START Records provided
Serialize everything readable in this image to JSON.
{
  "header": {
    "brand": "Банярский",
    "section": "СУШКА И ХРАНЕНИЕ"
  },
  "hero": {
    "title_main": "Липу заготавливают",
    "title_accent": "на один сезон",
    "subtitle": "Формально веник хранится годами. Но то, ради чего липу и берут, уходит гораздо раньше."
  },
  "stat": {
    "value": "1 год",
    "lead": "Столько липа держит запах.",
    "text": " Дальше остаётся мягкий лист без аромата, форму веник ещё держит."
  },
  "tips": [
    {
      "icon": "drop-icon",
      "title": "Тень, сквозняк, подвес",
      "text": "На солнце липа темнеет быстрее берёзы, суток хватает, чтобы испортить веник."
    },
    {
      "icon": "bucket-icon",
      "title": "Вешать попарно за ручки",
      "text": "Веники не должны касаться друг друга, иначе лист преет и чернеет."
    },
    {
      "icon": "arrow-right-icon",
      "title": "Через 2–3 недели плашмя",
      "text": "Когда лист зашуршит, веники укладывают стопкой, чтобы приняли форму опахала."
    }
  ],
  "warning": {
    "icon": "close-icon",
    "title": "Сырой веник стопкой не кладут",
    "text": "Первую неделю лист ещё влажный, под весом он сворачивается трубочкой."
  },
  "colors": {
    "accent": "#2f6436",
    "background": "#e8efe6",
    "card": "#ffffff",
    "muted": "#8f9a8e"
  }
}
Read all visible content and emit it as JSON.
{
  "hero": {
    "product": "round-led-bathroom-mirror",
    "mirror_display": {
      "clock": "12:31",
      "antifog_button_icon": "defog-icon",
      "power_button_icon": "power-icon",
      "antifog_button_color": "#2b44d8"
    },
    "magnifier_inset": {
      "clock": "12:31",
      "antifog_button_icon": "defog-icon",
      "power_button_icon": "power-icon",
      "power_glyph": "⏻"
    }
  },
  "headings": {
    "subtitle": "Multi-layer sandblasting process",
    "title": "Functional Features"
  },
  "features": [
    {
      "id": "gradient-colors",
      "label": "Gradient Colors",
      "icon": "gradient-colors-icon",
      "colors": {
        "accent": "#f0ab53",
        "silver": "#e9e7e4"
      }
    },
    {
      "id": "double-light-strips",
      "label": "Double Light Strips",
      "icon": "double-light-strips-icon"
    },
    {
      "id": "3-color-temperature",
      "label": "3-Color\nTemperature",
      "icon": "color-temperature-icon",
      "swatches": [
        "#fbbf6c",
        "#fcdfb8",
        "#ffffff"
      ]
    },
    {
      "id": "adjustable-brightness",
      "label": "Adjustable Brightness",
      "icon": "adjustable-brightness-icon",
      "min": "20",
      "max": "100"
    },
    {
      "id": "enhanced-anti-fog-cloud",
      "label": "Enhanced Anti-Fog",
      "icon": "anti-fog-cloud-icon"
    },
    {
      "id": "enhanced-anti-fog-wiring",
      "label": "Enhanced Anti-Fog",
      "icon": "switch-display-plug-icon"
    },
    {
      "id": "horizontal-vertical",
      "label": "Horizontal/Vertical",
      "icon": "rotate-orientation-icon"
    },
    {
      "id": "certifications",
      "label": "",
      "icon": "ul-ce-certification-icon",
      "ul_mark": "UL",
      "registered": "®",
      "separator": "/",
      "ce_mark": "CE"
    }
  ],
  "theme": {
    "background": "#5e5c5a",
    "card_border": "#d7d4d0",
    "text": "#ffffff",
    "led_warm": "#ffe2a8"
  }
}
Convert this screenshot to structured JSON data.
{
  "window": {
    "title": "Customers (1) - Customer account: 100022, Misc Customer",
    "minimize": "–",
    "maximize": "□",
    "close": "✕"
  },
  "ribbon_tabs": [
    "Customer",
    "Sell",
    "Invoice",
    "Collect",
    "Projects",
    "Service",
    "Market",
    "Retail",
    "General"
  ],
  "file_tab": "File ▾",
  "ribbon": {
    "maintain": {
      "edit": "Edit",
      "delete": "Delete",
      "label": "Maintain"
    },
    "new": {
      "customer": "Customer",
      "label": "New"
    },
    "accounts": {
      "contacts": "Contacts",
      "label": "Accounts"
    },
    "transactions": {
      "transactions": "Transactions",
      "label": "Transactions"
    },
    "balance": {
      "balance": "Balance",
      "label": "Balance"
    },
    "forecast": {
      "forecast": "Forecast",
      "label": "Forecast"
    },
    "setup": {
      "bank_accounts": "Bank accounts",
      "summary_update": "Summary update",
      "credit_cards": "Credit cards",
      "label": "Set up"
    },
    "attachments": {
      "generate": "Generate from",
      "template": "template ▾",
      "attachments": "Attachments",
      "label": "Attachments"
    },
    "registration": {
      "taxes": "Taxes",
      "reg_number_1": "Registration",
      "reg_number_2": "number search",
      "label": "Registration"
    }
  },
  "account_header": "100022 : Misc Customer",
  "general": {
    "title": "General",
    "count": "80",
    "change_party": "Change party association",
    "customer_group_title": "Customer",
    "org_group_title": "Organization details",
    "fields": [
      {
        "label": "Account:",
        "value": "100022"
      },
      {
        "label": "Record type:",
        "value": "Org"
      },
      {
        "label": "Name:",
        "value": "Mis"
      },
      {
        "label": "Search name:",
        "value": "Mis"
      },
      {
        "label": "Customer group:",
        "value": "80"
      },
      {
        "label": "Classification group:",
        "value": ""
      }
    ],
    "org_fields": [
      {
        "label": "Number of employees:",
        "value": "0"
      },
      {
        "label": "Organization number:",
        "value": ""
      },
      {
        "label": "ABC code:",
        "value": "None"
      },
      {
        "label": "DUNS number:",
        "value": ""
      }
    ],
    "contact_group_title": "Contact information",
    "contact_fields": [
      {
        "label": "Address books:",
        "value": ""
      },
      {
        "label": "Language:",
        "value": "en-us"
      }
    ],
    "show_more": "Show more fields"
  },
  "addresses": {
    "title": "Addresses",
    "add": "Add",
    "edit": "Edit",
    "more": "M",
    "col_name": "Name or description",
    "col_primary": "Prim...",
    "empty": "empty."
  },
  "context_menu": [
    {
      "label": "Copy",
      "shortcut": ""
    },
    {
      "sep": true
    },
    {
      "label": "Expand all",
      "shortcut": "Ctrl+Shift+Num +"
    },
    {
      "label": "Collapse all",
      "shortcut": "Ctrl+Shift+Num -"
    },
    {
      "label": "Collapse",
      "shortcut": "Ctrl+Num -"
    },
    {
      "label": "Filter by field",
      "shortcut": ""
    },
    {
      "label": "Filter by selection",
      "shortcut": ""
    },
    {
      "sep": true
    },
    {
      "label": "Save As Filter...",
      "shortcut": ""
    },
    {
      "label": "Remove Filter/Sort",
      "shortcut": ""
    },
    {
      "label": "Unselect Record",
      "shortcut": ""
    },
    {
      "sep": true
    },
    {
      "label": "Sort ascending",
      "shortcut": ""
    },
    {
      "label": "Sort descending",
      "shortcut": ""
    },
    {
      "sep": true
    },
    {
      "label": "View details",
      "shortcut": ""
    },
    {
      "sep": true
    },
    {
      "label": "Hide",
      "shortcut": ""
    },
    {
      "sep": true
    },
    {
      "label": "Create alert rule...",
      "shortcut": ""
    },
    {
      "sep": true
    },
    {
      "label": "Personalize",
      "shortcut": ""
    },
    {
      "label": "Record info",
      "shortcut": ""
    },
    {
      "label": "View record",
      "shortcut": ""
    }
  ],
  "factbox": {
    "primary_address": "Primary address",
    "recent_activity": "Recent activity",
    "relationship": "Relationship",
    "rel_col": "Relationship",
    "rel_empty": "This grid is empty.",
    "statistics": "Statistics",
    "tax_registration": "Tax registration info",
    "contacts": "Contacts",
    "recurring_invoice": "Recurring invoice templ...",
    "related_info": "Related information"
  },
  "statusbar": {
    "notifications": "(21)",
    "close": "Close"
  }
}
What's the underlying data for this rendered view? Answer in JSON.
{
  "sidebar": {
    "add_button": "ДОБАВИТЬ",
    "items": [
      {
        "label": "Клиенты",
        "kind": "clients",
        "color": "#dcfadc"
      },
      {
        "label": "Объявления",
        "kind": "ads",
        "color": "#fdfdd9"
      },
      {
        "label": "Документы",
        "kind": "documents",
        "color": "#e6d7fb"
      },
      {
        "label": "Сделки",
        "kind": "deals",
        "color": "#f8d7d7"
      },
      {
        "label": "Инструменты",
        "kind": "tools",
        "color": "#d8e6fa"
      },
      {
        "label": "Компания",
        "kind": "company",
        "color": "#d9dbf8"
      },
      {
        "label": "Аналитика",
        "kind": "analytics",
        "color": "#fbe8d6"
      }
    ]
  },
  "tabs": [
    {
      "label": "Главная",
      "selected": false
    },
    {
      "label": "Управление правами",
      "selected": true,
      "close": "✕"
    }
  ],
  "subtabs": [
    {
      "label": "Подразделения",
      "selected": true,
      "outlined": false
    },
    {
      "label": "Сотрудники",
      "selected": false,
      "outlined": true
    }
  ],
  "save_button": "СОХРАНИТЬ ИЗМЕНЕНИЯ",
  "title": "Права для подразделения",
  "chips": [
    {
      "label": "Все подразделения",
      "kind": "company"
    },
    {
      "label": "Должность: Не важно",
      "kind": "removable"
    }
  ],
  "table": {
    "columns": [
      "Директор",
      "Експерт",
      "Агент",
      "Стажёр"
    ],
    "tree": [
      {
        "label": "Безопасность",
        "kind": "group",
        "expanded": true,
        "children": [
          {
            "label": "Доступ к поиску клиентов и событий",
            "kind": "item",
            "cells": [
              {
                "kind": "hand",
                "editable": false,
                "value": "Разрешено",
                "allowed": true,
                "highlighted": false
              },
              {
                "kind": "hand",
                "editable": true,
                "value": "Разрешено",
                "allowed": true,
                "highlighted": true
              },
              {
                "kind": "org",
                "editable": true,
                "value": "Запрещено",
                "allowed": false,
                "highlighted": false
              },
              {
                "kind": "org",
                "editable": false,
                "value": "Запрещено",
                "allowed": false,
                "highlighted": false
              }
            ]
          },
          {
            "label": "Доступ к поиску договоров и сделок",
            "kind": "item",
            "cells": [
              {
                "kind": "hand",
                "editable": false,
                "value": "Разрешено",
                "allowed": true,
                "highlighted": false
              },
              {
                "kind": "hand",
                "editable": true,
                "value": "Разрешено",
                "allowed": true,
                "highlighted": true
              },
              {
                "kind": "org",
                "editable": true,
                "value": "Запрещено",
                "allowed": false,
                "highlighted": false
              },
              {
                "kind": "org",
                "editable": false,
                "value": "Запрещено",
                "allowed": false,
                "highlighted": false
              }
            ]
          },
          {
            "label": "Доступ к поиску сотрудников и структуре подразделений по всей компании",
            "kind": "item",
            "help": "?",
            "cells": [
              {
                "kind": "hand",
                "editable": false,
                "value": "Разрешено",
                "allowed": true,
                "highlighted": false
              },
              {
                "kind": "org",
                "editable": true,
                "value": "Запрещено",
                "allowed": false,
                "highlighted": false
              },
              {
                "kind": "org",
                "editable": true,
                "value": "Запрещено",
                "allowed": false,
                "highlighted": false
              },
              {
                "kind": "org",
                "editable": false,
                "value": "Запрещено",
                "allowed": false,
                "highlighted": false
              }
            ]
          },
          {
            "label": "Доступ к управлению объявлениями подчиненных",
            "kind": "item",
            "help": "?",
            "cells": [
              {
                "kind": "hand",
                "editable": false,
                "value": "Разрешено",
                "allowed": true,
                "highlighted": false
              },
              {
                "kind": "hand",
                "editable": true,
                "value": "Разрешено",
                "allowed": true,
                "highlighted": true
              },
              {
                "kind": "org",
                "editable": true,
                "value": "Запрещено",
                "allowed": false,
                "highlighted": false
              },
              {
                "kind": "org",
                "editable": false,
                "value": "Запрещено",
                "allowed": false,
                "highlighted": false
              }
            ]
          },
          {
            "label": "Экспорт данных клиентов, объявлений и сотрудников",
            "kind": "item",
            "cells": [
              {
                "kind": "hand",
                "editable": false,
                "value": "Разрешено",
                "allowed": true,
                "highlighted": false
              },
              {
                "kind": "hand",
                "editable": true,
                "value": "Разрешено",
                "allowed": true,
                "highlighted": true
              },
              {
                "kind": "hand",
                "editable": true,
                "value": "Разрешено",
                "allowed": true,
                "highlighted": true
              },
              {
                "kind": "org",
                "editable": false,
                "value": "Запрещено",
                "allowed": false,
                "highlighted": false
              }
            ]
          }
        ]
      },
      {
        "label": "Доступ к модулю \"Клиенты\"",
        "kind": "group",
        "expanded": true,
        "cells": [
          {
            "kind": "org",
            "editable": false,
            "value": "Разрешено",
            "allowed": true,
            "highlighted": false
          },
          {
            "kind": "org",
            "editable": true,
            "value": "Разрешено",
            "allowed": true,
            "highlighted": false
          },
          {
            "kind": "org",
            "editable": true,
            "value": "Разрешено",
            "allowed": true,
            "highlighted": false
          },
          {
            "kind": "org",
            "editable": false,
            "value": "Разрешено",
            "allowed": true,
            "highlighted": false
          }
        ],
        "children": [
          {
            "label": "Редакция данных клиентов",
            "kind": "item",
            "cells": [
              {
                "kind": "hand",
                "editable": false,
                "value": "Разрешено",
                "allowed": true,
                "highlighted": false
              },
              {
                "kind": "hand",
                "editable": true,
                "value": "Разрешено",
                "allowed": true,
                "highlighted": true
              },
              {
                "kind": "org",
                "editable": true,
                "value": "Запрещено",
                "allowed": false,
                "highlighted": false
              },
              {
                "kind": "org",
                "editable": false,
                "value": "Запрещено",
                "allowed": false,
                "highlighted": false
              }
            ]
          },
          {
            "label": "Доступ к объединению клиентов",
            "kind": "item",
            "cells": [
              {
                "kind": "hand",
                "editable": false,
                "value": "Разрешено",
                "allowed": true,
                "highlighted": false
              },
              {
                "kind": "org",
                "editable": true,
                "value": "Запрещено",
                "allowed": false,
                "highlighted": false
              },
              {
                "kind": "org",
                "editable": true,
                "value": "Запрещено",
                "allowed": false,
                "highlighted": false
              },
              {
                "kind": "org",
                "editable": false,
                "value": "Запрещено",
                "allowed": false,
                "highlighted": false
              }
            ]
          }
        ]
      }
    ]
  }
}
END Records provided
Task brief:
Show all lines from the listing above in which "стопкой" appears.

Task response:
      "text": "Когда лист зашуршит, веники укладывают стопкой, чтобы приняли форму опахала."
    "title": "Сырой веник стопкой не кладут",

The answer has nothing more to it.